====== Working data ======

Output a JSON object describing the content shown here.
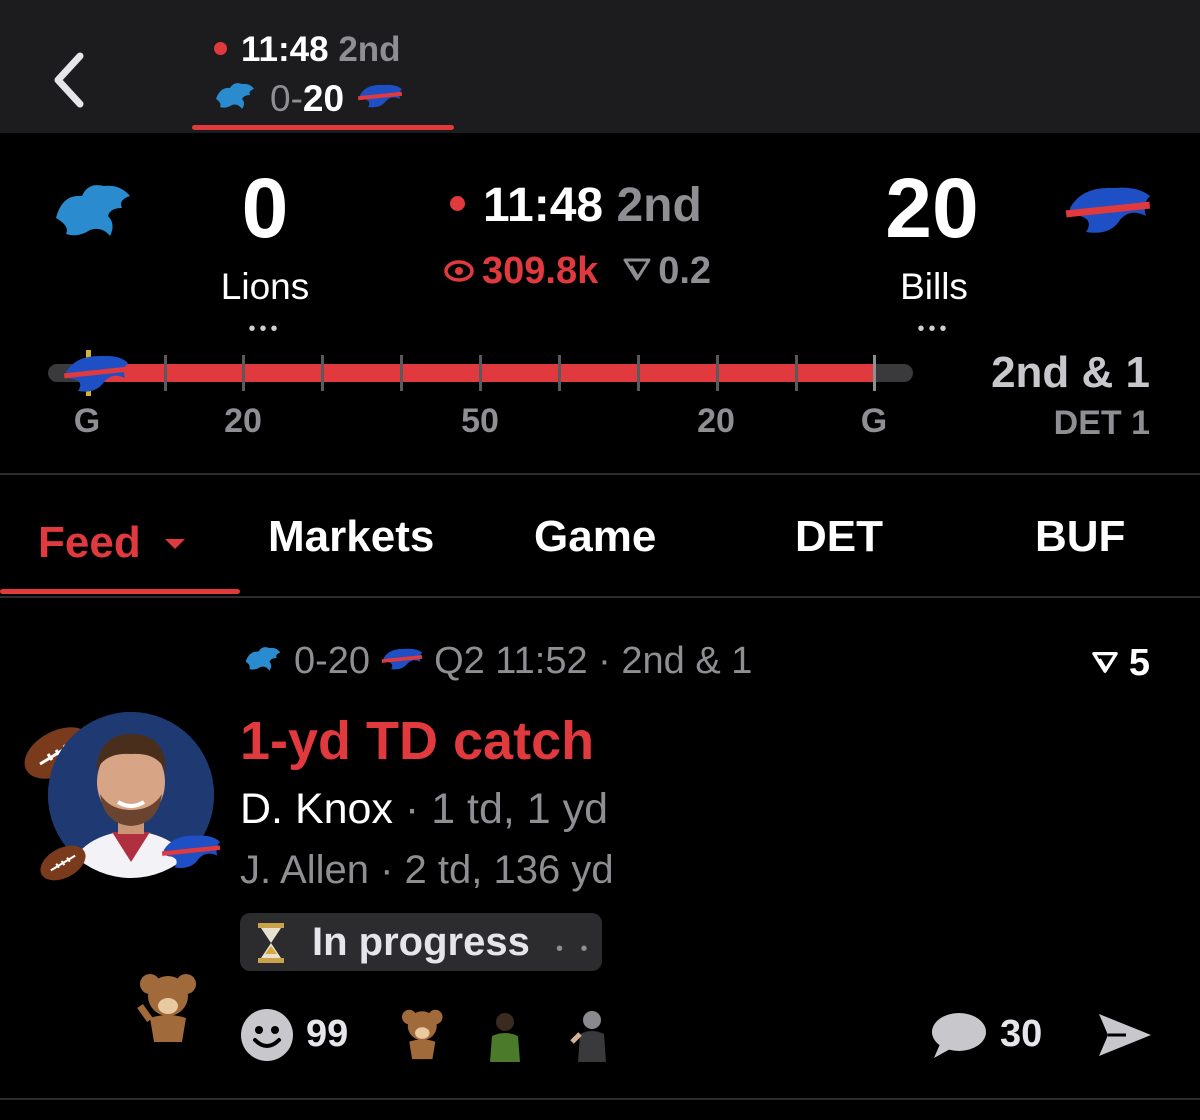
{
  "header": {
    "clock": "11:48",
    "period": "2nd",
    "score_home": "0",
    "score_sep": "-",
    "score_away": "20"
  },
  "scoreboard": {
    "home": {
      "score": "0",
      "name": "Lions",
      "logo": "lions-logo"
    },
    "away": {
      "score": "20",
      "name": "Bills",
      "logo": "bills-logo"
    },
    "clock": "11:48",
    "period": "2nd",
    "viewers": "309.8k",
    "likes": "0.2",
    "more": "•••"
  },
  "field": {
    "yard_labels": [
      "G",
      "20",
      "50",
      "20",
      "G"
    ],
    "down_distance": "2nd & 1",
    "spot": "DET 1",
    "ball_position_fraction": 0.01
  },
  "tabs": [
    {
      "label": "Feed",
      "active": true
    },
    {
      "label": "Markets"
    },
    {
      "label": "Game"
    },
    {
      "label": "DET"
    },
    {
      "label": "BUF"
    }
  ],
  "post": {
    "score": "0-20",
    "time": "Q2 11:52 · 2nd & 1",
    "likes": "5",
    "headline": "1-yd TD catch",
    "stat_primary_name": "D. Knox",
    "stat_primary_line": "· 1 td, 1 yd",
    "stat_secondary_name": "J. Allen",
    "stat_secondary_line": "· 2 td, 136 yd",
    "status": "In progress",
    "reaction_count": "99",
    "comment_count": "30"
  },
  "colors": {
    "accent": "#e0393e",
    "lions_blue": "#2a8ccf",
    "bills_blue": "#1f4fc4",
    "bills_red": "#e0393e"
  }
}
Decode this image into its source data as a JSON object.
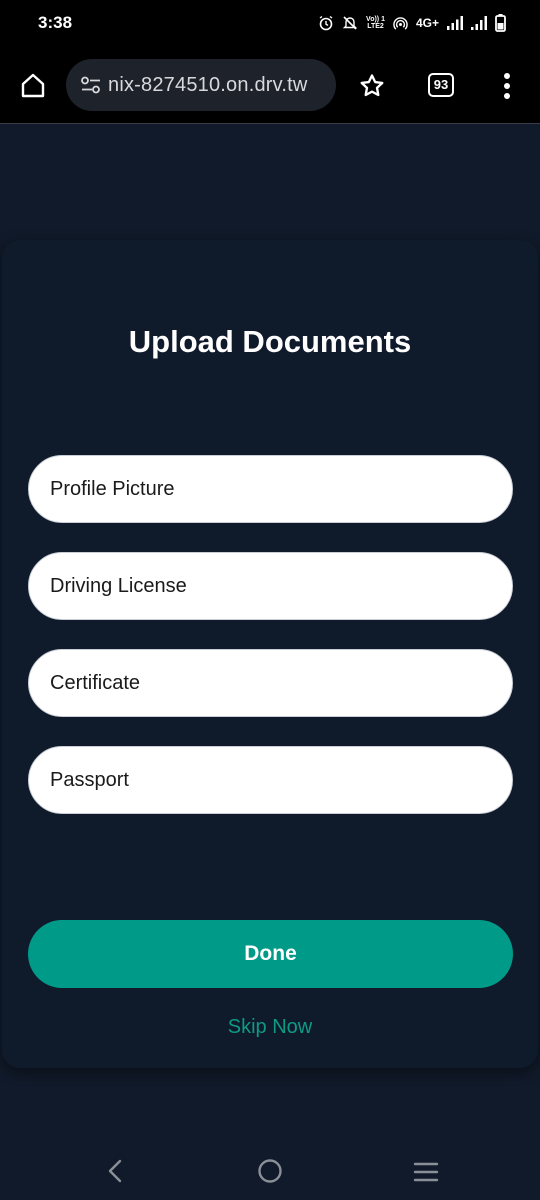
{
  "status_bar": {
    "time": "3:38",
    "network": "4G+",
    "volte_top": "Vo)) 1",
    "volte_bottom": "LTE2",
    "icons": [
      "alarm-icon",
      "silent-bell-icon",
      "volte-icon",
      "hotspot-icon",
      "signal-icon",
      "signal-icon",
      "battery-icon"
    ]
  },
  "browser": {
    "url": "nix-8274510.on.drv.tw",
    "tab_count": "93",
    "icons": [
      "home-icon",
      "site-settings-icon",
      "star-icon",
      "tabs-icon",
      "more-vert-icon"
    ]
  },
  "main": {
    "title": "Upload Documents",
    "fields": [
      {
        "label": "Profile Picture"
      },
      {
        "label": "Driving License"
      },
      {
        "label": "Certificate"
      },
      {
        "label": "Passport"
      }
    ],
    "done_label": "Done",
    "skip_label": "Skip Now"
  },
  "nav_bar": {
    "icons": [
      "back-icon",
      "home-circle-icon",
      "recent-apps-icon"
    ]
  },
  "colors": {
    "background": "#111a2a",
    "accent": "#009a88",
    "skip_text": "#0e9a86",
    "field_bg": "#ffffff"
  }
}
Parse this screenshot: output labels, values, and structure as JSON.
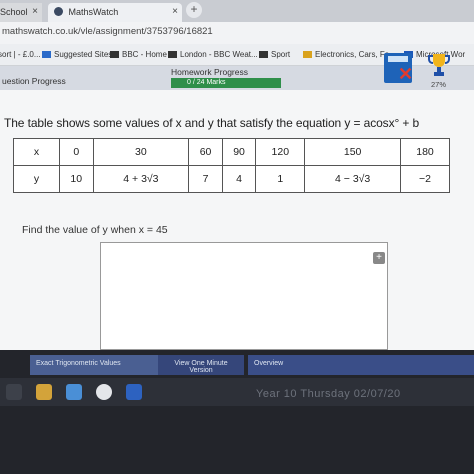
{
  "browser": {
    "tabs": [
      {
        "label": "School",
        "close": "×"
      },
      {
        "label": "MathsWatch",
        "close": "×"
      }
    ],
    "new_tab": "+",
    "url": "mathswatch.co.uk/vle/assignment/3753796/16821",
    "bookmarks": [
      {
        "label": "sort | - £.0..."
      },
      {
        "label": "Suggested Sites"
      },
      {
        "label": "BBC - Home"
      },
      {
        "label": "London - BBC Weat..."
      },
      {
        "label": "Sport"
      },
      {
        "label": "Electronics, Cars, Fa..."
      },
      {
        "label": "Microsoft Wor"
      }
    ]
  },
  "progress": {
    "question_label": "uestion Progress",
    "homework_label": "Homework Progress",
    "homework_value": "0 / 24 Marks",
    "percent": "27%"
  },
  "question": {
    "text": "The table shows some values of x and y that satisfy the equation y = acosx° + b"
  },
  "table": {
    "x_header": "x",
    "y_header": "y",
    "x_values": [
      "0",
      "30",
      "60",
      "90",
      "120",
      "150",
      "180"
    ],
    "y_values": [
      "10",
      "4 + 3√3",
      "7",
      "4",
      "1",
      "4 − 3√3",
      "−2"
    ]
  },
  "prompt": {
    "text": "Find the value of y when x = 45"
  },
  "answer": {
    "plus": "+"
  },
  "bottom_tabs": [
    {
      "label": "Exact Trigonometric Values"
    },
    {
      "label": "View One Minute Version"
    },
    {
      "label": "Overview"
    }
  ],
  "bottom_text": "Year 10 Thursday 02/07/20",
  "colors": {
    "progress_green": "#2f8f4a",
    "calc_blue": "#1e63b8",
    "tab_blue": "#3a4e88"
  }
}
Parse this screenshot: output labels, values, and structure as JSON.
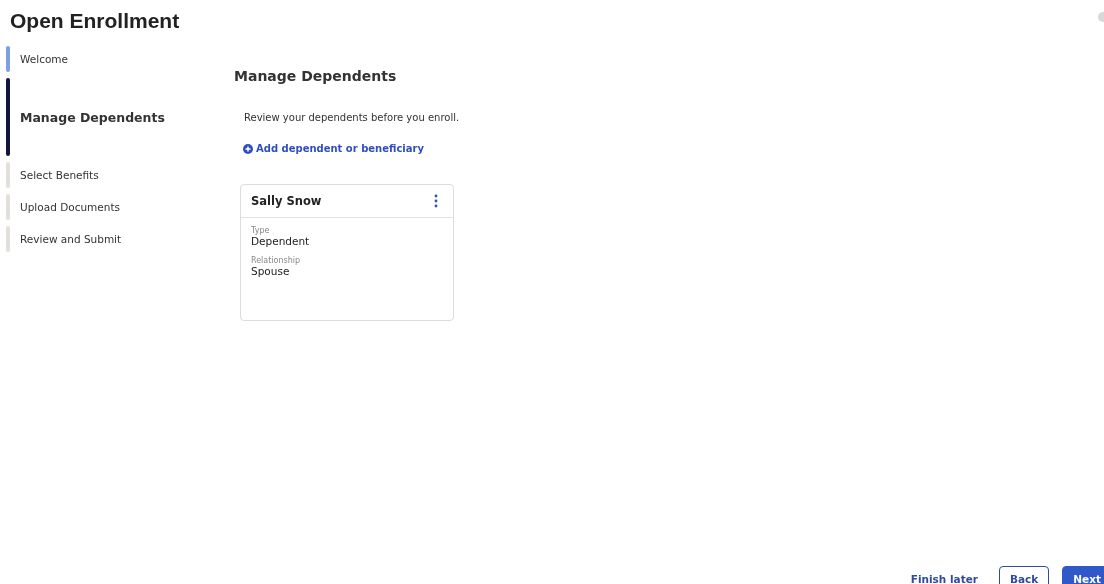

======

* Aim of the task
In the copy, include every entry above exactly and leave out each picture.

* Final answer
Output a JSON object describing the content shown here.
{
  "header": {
    "clock": "11:48",
    "period": "2nd",
    "score_home": "0",
    "score_sep": "-",
    "score_away": "20"
  },
  "scoreboard": {
    "home": {
      "score": "0",
      "name": "Lions",
      "logo": "lions-logo"
    },
    "away": {
      "score": "20",
      "name": "Bills",
      "logo": "bills-logo"
    },
    "clock": "11:48",
    "period": "2nd",
    "viewers": "309.8k",
    "likes": "0.2",
    "more": "•••"
  },
  "field": {
    "yard_labels": [
      "G",
      "20",
      "50",
      "20",
      "G"
    ],
    "down_distance": "2nd & 1",
    "spot": "DET 1",
    "ball_position_fraction": 0.01
  },
  "tabs": [
    {
      "label": "Feed",
      "active": true
    },
    {
      "label": "Markets"
    },
    {
      "label": "Game"
    },
    {
      "label": "DET"
    },
    {
      "label": "BUF"
    }
  ],
  "post": {
    "score": "0-20",
    "time": "Q2 11:52 · 2nd & 1",
    "likes": "5",
    "headline": "1-yd TD catch",
    "stat_primary_name": "D. Knox",
    "stat_primary_line": "· 1 td, 1 yd",
    "stat_secondary_name": "J. Allen",
    "stat_secondary_line": "· 2 td, 136 yd",
    "status": "In progress",
    "reaction_count": "99",
    "comment_count": "30"
  },
  "colors": {
    "accent": "#e0393e",
    "lions_blue": "#2a8ccf",
    "bills_blue": "#1f4fc4",
    "bills_red": "#e0393e"
  }
}
Decode this image into its source data as a JSON object.
{
  "status_bar": {
    "time": "3:38",
    "network": "4G+",
    "volte_top": "Vo)) 1",
    "volte_bottom": "LTE2",
    "icons": [
      "alarm-icon",
      "silent-bell-icon",
      "volte-icon",
      "hotspot-icon",
      "signal-icon",
      "signal-icon",
      "battery-icon"
    ]
  },
  "browser": {
    "url": "nix-8274510.on.drv.tw",
    "tab_count": "93",
    "icons": [
      "home-icon",
      "site-settings-icon",
      "star-icon",
      "tabs-icon",
      "more-vert-icon"
    ]
  },
  "main": {
    "title": "Upload Documents",
    "fields": [
      {
        "label": "Profile Picture"
      },
      {
        "label": "Driving License"
      },
      {
        "label": "Certificate"
      },
      {
        "label": "Passport"
      }
    ],
    "done_label": "Done",
    "skip_label": "Skip Now"
  },
  "nav_bar": {
    "icons": [
      "back-icon",
      "home-circle-icon",
      "recent-apps-icon"
    ]
  },
  "colors": {
    "background": "#111a2a",
    "accent": "#009a88",
    "skip_text": "#0e9a86",
    "field_bg": "#ffffff"
  }
}
Parse this screenshot: output labels, values, and structure as JSON.
{
  "browser": {
    "tabs": [
      {
        "label": "School",
        "close": "×"
      },
      {
        "label": "MathsWatch",
        "close": "×"
      }
    ],
    "new_tab": "+",
    "url": "mathswatch.co.uk/vle/assignment/3753796/16821",
    "bookmarks": [
      {
        "label": "sort | - £.0..."
      },
      {
        "label": "Suggested Sites"
      },
      {
        "label": "BBC - Home"
      },
      {
        "label": "London - BBC Weat..."
      },
      {
        "label": "Sport"
      },
      {
        "label": "Electronics, Cars, Fa..."
      },
      {
        "label": "Microsoft Wor"
      }
    ]
  },
  "progress": {
    "question_label": "uestion Progress",
    "homework_label": "Homework Progress",
    "homework_value": "0 / 24 Marks",
    "percent": "27%"
  },
  "question": {
    "text": "The table shows some values of x and y that satisfy the equation y = acosx° + b"
  },
  "table": {
    "x_header": "x",
    "y_header": "y",
    "x_values": [
      "0",
      "30",
      "60",
      "90",
      "120",
      "150",
      "180"
    ],
    "y_values": [
      "10",
      "4 + 3√3",
      "7",
      "4",
      "1",
      "4 − 3√3",
      "−2"
    ]
  },
  "prompt": {
    "text": "Find the value of y when x = 45"
  },
  "answer": {
    "plus": "+"
  },
  "bottom_tabs": [
    {
      "label": "Exact Trigonometric Values"
    },
    {
      "label": "View One Minute Version"
    },
    {
      "label": "Overview"
    }
  ],
  "bottom_text": "Year 10 Thursday 02/07/20",
  "colors": {
    "progress_green": "#2f8f4a",
    "calc_blue": "#1e63b8",
    "tab_blue": "#3a4e88"
  }
}
Parse this screenshot: output labels, values, and structure as JSON.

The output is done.